Although our study does not suggest an appropriate rate for caesarean sections, the wide variability observed, including within each risk category, suggests that surgery is often inappropriately used. The data suggest, above all, that the caesarean is often practised when it is not clearly indicated, although there are probably also instances where surgery should be performed, but is not. These circumstances make it necessary to devise interventions for the selective reduction of caesareans, safeguarding situations where the benefits of surgery outweigh the risks involved. In other countries, intervention has concentrated on three different areas that account for about 75% of caesareans: previous caesarean delivery, dystocia and fetal hypoxia. Work in this area includes the systematic review of all available evidence and the development of guidelines based on scientific evidence, research to increase the body of available evidence and medical audits or utilisation reviews with feedback to obstetricians. Many of these strategies have proved to be viable and useful in containing and reducing the percentage of caesarean sections, while protecting mother and infant from increases in risks. In the Spanish—and European—context there remains much to be done in many areas: we must continue monitoring the trend, and analyse the factors underlying the variability observed. More importantly, however, we must apply the scientific results available to us to design interventions to improve the use of the caesarean section.

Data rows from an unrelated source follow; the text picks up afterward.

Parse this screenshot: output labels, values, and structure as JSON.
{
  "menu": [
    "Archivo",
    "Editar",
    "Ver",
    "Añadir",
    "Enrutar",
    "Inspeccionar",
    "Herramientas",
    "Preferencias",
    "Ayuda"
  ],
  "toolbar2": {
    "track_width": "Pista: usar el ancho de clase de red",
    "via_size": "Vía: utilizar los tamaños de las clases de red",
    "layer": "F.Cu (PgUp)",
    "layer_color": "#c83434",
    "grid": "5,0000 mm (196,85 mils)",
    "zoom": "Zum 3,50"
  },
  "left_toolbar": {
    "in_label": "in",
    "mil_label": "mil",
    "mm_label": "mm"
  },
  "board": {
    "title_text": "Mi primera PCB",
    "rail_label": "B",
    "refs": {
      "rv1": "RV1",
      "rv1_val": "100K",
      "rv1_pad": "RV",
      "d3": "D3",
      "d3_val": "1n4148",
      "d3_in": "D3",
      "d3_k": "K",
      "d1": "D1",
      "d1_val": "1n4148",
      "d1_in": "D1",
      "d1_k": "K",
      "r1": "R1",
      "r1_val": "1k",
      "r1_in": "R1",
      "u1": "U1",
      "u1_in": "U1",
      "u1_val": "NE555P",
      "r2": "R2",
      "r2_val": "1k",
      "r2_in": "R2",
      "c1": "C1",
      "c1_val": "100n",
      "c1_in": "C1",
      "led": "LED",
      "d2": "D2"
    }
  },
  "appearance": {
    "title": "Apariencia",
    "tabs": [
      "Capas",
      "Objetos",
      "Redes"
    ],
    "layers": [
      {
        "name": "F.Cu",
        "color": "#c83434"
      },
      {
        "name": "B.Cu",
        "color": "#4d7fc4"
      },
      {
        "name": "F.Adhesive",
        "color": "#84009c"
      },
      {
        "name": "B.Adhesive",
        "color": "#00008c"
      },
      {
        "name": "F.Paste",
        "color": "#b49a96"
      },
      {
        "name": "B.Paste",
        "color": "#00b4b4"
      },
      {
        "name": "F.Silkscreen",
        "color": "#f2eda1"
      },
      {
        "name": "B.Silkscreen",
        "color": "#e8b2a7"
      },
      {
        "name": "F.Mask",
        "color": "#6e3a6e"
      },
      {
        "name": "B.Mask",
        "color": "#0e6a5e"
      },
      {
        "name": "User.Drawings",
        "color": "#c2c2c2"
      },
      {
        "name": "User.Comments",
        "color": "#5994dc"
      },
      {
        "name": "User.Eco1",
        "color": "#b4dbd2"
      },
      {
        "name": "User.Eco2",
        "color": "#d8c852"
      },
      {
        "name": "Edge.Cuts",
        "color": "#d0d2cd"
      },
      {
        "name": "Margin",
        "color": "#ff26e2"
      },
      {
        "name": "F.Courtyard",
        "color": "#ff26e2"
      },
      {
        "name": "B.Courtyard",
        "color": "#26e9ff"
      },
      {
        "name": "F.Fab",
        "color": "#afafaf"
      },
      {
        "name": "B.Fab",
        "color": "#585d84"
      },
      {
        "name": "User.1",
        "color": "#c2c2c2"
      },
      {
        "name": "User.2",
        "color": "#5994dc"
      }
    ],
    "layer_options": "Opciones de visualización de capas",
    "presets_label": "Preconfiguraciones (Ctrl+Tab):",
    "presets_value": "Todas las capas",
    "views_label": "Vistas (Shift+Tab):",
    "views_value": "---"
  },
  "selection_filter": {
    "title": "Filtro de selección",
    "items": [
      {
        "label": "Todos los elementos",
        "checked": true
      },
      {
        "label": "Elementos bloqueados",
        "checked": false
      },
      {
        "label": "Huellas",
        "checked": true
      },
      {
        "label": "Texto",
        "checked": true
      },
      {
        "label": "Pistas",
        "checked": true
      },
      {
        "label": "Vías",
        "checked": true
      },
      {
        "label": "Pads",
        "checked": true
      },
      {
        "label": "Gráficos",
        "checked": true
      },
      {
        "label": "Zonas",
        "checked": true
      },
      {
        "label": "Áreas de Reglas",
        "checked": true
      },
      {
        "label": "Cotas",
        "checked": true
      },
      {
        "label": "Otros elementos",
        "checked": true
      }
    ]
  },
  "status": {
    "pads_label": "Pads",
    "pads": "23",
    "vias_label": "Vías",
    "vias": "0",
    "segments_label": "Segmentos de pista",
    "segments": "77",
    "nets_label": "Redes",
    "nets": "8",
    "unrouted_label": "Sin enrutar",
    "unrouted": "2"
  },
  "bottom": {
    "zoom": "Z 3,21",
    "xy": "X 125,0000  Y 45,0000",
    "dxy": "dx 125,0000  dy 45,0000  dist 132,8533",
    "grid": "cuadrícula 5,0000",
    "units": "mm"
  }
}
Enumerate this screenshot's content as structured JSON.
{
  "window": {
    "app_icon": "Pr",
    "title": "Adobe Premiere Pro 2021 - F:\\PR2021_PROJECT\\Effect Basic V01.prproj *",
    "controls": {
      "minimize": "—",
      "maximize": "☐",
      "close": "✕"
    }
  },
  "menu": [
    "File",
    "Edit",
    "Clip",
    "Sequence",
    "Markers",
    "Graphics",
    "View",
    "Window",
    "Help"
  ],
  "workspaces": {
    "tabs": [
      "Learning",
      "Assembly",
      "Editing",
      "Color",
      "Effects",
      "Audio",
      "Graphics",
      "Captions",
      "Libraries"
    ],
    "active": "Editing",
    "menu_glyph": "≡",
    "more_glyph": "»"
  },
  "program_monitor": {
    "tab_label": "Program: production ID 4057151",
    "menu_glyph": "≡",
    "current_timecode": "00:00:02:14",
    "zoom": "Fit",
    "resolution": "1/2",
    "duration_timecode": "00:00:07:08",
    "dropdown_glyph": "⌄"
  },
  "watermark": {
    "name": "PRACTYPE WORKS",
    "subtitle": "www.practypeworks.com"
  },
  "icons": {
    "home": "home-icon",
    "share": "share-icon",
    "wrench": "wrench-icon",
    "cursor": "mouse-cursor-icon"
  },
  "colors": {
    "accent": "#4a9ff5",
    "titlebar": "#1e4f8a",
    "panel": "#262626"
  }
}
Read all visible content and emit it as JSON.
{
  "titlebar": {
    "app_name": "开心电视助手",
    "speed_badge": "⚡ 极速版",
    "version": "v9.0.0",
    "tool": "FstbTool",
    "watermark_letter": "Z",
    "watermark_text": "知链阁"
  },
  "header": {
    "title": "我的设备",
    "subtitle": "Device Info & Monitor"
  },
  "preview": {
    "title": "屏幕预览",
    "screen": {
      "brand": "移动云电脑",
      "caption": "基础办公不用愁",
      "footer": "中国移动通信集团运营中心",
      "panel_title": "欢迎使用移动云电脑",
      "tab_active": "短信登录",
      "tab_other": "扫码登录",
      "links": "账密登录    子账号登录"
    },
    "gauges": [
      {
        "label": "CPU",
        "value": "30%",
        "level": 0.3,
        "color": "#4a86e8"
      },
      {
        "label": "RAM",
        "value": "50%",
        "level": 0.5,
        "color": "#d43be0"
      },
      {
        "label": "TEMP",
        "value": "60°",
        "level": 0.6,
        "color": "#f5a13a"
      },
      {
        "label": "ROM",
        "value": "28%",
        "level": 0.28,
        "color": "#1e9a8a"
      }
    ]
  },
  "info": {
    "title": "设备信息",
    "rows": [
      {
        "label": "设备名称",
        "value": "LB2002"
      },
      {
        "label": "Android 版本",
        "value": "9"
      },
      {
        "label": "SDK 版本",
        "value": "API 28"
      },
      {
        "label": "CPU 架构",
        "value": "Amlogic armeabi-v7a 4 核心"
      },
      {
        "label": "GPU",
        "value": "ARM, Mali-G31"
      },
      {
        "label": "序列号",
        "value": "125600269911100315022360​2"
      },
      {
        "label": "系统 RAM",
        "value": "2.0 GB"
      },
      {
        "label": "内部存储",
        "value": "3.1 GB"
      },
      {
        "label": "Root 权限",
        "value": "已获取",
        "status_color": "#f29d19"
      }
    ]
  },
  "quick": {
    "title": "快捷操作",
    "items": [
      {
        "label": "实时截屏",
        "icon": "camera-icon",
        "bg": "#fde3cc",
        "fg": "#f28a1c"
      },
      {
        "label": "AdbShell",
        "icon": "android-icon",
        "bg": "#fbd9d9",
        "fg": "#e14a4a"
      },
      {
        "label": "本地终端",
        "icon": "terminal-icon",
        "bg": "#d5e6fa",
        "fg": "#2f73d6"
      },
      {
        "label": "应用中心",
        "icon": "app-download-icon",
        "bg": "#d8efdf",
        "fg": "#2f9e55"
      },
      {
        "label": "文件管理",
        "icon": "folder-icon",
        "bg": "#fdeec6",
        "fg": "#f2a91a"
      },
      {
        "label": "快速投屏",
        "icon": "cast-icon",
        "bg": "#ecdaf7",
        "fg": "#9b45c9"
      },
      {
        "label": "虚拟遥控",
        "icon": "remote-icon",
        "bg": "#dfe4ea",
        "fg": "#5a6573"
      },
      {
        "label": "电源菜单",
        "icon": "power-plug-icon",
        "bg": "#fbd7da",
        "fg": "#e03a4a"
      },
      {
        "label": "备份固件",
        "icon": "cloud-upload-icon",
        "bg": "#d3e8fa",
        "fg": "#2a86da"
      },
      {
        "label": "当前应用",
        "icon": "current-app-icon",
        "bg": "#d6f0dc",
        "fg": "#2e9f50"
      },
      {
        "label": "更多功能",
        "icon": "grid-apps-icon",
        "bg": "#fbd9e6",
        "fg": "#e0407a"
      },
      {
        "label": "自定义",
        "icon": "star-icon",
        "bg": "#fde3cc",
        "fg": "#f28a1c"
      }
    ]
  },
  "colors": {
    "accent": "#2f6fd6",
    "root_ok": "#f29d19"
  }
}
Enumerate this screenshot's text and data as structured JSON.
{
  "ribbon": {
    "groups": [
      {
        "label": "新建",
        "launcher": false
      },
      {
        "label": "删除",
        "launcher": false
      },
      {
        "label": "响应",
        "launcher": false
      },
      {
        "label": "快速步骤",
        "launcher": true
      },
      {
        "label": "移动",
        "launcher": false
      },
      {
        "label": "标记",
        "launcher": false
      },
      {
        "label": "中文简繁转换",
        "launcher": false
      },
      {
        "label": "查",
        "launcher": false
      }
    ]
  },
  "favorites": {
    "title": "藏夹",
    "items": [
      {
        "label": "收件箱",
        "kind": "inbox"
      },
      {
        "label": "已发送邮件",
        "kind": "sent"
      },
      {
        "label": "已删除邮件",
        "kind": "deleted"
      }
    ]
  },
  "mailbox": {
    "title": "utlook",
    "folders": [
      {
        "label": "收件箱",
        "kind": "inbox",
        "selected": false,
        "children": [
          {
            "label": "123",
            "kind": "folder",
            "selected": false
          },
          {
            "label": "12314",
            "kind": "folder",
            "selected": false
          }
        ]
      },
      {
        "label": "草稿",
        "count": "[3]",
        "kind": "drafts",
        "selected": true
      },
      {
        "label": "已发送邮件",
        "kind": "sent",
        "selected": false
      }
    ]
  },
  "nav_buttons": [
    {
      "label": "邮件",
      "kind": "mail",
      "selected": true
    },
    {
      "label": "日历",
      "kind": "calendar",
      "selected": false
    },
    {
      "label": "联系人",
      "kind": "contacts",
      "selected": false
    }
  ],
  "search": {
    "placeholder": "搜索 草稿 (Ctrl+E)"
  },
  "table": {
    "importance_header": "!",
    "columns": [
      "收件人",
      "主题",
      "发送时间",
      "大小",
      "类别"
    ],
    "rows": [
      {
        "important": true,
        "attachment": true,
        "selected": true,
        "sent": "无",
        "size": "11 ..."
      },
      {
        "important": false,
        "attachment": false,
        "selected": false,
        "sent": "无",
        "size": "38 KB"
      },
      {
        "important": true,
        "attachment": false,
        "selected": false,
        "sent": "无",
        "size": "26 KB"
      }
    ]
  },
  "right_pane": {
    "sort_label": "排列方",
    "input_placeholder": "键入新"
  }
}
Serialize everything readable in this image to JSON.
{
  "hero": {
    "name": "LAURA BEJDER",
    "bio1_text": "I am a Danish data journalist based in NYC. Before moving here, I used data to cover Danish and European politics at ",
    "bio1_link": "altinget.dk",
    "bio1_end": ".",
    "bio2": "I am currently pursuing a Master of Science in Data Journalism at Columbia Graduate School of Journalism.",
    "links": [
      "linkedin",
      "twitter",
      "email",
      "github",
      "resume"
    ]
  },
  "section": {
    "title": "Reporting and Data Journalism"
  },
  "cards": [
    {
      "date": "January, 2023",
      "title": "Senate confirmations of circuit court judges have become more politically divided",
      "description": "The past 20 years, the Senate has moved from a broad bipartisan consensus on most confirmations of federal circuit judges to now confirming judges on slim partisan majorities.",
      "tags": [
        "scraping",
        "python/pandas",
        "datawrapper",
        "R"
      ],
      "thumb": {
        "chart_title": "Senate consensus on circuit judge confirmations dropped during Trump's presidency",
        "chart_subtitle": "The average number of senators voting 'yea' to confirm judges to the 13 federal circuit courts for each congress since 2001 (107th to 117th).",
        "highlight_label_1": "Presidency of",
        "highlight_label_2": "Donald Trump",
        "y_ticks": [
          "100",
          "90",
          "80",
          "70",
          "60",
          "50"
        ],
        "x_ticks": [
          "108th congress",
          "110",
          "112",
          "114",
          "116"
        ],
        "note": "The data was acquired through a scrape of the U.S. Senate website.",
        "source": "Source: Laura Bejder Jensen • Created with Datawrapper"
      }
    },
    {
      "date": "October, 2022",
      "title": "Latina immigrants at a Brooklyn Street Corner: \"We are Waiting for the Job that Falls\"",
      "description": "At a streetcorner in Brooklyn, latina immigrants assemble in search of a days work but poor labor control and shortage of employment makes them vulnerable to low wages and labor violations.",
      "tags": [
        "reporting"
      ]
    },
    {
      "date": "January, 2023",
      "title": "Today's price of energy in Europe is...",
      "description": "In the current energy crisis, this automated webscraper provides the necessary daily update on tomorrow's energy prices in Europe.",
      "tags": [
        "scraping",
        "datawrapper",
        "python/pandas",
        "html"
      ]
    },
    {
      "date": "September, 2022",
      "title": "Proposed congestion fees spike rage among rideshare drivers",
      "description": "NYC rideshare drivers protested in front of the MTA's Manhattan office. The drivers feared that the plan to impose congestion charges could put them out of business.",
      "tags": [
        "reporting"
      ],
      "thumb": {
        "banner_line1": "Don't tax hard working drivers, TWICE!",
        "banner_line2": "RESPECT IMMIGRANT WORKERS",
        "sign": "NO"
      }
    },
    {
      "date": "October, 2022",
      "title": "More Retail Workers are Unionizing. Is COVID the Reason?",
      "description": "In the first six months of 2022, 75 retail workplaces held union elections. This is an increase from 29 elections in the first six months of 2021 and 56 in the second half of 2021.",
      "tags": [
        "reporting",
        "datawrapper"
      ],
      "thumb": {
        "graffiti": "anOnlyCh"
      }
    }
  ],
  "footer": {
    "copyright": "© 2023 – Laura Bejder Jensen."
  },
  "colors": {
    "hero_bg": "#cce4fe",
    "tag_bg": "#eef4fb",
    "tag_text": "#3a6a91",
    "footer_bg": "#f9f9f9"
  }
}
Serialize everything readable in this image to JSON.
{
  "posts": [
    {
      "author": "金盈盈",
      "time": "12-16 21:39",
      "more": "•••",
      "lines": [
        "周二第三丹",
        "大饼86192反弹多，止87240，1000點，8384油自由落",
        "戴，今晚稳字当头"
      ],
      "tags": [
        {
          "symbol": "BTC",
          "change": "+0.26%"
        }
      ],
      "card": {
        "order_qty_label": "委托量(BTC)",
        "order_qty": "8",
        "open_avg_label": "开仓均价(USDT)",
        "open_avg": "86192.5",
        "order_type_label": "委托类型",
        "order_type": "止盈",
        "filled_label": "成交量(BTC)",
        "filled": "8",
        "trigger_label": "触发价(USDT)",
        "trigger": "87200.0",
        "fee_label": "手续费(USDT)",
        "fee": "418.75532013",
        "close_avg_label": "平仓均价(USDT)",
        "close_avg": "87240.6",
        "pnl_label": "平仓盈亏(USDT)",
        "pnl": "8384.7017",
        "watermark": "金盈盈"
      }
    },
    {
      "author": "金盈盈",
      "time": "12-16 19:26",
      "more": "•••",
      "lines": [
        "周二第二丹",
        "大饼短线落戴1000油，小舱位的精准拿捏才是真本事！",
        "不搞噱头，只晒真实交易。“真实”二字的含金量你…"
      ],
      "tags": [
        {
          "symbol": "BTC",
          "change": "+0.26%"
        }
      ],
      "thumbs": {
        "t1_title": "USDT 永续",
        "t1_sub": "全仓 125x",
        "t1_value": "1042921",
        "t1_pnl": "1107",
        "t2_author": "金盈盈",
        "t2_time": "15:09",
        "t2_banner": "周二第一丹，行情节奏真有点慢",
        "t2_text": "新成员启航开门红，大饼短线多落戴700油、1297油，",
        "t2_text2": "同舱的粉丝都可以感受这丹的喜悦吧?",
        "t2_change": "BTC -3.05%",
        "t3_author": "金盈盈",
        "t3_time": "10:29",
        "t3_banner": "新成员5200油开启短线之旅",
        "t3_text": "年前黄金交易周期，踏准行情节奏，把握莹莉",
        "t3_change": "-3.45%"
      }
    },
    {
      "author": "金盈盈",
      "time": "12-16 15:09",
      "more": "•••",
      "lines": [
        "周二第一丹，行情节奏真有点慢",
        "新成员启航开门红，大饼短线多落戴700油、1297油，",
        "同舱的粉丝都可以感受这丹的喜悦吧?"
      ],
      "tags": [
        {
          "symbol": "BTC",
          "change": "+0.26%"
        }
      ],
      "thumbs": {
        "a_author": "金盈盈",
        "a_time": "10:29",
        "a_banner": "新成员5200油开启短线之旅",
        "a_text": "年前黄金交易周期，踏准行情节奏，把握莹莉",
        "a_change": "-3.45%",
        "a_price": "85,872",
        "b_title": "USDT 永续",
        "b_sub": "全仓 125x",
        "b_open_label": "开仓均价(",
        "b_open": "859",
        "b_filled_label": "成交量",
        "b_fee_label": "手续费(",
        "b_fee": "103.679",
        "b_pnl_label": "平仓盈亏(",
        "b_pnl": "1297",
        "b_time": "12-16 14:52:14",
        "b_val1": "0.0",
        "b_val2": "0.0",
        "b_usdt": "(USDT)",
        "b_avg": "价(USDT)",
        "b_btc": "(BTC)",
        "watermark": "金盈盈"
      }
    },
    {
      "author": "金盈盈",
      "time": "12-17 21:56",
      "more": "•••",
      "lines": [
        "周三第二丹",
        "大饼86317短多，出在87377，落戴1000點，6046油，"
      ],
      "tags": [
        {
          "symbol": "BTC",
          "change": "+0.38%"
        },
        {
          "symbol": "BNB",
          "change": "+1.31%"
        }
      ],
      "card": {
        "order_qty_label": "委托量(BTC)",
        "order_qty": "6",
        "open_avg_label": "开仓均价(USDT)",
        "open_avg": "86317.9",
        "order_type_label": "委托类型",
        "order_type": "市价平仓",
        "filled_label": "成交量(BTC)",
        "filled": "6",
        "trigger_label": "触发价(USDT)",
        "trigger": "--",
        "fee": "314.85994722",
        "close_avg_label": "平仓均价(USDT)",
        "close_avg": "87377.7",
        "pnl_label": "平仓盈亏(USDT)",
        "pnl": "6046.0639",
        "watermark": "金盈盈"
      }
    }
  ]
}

The Dirección para la Gestión de la Atención Especializada del Servei Valencià de la Salut provided the databases used in our research. Earlier versions of this text were used for discussion purposes in courses on risk adjustment organiSed by the Valencian Institute for Studies in Public Health, the Universidad Miguel Hernández and the Universidad Pompeu Fabra, and the final manuscript has benefited from the contributions of students, particularly specialists in gynaecology and obstetrics. Concha Colomer and Laura Fitera have also provided useful comments.



  • Funding: This study was conducted as part of a research project financed under headings 96/1028 of the Fondo de Investigación Sanitaria (FIS) and 068/005/1995 of the Institució Valenciana d'Estudis i Investigaciones (IVEI).

  • Conflicts of interest: none.